The optimum concentration of the peptizing agents of this invention in the preparation medium will depend upon several factors such as the selected temperature of the precipitation medium, the selected pH of the medium, silver and halide concentrations in the medium, etc. Generally, optimum concentrations of the peptizer will be low, usually from about 0.5 percent to about 3 percent by weight, and operable concentrations can range from about 0.25 percent to about 5 percent by weight, based on total weight of the aqueous medium.

Peptizers of this invention will be effective in any of the various precipitation method employed in photographic emulsion making such as the single jet method and the double jet method which are well known and described in photographic literature as well as in other less used methods.

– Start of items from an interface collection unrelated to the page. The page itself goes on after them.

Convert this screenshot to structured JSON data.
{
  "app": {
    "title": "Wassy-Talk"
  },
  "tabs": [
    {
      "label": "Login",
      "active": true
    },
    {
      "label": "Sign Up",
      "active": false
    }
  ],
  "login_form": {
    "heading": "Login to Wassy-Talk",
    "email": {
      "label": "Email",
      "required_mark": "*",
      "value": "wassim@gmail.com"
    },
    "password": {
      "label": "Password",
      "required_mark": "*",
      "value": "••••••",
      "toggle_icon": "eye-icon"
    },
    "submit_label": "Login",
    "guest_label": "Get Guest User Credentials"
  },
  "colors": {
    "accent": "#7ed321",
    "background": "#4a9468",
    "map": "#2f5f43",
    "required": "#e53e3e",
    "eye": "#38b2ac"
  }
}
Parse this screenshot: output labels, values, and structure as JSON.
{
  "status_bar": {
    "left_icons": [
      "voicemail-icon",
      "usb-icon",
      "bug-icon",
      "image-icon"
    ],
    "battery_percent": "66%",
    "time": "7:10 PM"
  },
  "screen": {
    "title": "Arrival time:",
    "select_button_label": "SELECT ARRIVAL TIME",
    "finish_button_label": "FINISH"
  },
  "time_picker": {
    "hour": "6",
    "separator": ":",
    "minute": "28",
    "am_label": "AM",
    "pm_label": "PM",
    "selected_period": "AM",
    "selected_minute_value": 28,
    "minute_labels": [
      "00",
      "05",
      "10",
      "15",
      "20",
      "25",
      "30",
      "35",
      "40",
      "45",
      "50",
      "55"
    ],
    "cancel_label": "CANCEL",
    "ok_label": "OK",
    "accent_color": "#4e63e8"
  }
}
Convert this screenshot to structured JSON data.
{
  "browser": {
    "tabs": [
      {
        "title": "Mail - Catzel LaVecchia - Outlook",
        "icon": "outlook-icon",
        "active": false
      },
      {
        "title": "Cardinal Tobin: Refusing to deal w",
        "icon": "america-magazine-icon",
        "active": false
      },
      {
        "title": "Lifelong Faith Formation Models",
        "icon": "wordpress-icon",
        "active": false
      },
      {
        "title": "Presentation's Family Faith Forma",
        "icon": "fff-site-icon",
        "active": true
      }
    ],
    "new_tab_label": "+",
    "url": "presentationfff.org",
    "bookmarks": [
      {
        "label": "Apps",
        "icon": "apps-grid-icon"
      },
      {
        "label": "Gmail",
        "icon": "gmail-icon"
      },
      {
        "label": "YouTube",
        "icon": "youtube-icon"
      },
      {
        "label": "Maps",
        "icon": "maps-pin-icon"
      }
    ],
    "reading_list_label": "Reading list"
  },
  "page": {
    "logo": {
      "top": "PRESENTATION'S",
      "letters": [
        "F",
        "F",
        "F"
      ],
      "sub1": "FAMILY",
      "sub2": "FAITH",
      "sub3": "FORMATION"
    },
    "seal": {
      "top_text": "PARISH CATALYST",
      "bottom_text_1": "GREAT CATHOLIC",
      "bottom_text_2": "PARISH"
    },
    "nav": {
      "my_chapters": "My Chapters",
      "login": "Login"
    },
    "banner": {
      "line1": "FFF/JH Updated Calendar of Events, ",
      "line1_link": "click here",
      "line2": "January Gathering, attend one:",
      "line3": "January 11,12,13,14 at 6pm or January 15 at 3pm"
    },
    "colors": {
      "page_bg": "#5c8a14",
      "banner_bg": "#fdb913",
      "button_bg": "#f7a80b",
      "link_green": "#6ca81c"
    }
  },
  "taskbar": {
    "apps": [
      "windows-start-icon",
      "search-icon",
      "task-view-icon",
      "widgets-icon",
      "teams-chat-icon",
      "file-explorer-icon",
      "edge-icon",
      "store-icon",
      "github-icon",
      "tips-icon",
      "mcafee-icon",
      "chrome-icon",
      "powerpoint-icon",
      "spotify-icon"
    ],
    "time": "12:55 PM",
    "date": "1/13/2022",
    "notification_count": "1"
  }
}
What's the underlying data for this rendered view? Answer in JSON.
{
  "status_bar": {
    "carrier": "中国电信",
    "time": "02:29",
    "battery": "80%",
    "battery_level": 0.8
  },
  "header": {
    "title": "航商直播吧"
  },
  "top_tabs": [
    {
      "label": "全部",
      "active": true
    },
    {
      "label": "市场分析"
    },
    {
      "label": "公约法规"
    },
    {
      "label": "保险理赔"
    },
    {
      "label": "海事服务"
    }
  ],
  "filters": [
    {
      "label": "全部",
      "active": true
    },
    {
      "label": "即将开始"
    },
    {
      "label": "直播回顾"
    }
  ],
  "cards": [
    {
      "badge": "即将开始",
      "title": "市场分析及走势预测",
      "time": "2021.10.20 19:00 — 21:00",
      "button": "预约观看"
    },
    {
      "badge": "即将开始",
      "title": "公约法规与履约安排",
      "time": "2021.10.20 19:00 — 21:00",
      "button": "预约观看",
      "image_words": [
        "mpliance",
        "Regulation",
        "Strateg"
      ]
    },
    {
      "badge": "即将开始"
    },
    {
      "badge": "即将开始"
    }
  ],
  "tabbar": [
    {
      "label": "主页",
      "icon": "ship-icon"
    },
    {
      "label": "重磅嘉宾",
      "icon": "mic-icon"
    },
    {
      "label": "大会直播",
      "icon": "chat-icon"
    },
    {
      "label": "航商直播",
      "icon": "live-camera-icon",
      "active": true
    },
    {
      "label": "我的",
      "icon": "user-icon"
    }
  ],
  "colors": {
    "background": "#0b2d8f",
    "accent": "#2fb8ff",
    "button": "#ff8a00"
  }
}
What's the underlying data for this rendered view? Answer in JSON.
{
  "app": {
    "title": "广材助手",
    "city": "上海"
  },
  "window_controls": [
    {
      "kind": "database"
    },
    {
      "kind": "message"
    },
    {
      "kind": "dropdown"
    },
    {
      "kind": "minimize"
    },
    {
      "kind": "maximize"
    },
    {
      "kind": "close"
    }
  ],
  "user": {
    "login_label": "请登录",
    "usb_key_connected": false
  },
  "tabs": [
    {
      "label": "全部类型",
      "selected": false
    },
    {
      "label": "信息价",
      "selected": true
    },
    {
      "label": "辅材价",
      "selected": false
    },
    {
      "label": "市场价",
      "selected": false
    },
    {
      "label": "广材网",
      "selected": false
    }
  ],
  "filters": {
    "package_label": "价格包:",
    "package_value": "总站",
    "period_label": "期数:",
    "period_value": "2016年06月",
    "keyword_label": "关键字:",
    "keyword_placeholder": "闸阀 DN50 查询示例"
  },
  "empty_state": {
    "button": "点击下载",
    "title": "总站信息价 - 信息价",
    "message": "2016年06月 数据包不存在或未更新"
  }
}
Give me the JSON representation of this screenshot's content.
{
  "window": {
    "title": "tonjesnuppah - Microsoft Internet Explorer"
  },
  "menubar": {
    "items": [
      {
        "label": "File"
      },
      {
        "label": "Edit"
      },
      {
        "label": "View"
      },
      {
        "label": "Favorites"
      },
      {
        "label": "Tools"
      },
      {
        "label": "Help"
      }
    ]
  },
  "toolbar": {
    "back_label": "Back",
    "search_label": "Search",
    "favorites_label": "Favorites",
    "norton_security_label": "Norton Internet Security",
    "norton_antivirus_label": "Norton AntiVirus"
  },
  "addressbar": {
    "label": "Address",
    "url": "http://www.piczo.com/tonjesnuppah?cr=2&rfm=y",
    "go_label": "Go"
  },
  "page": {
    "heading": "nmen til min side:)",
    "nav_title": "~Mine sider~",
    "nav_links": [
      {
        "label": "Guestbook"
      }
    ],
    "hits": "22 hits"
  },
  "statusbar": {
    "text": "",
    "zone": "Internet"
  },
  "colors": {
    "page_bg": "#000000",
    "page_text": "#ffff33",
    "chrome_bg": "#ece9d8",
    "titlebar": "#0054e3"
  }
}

Silver halide emulsions prepared using the peptizers of this invention can contain other hydraulic colloids added for the purpose of a film-forming binder or other purposes. In the examples we have added gelatin but other hydrophilic colloids such as polyvinyl alcohol, synthetic soluble polymers and copolymers of acrylic acid and esters and methacrylic acid and esters and the like can be added, either alone or in mixtures with other colloids including gelatin. Emulsions prepared in accordance with this invention can be sensitized chemically with any suitable chemical sensitizers or with combinations thereof, for example, with the conventional sulfur and gold sensitizing compounds alone or in combination, or with other known chemical sensitizers for silver halide emulsions. Silver halide emulsions made in accordance with this invention can be spectrally sensitized, either by panchromatic sensitizing as for black-and-white negative emulsions or sensitized to selected wavelengths for specialty products such as color (films and the like. Emulsions can be prepared in accordance with the invention for use in X-ray recording elements, gamma-ray recording elements, electron beam recording elements, for use in various color recording films and color printing elements, for use in conventional black-and-white photography and the like. Emulsions can be prepared in accordance with the invention using various grain growth restrainers for making fine grain emulsions, using any of various procedures for grain ripening and the like. Generally, emulsions prepared in accordance with this invention can be made that will compare favorably with almost any conventional or known gelatin-peptized emulsion, and in addition, the invention will provide new emulsions having properties not available in gelatin-peptized emulsions. Generally emulsions of this invention can be prepared and finished using any of the addenda, treatments, or procedures that are used in preparing and finishing other silver halide photographic emulsions.

In the foregoing detailed description certain preferred embodiments are described to show several most preferred modes of carrying out the invention and to further illustrate the broader scope of the invention by reference to several and various embodiments.

Although the invention has been described in detail with reference to certain preferred embodiments, variations and modifications can be affected within the spirit and scope of the invention as described hereinbefore and as defined in the appended claims.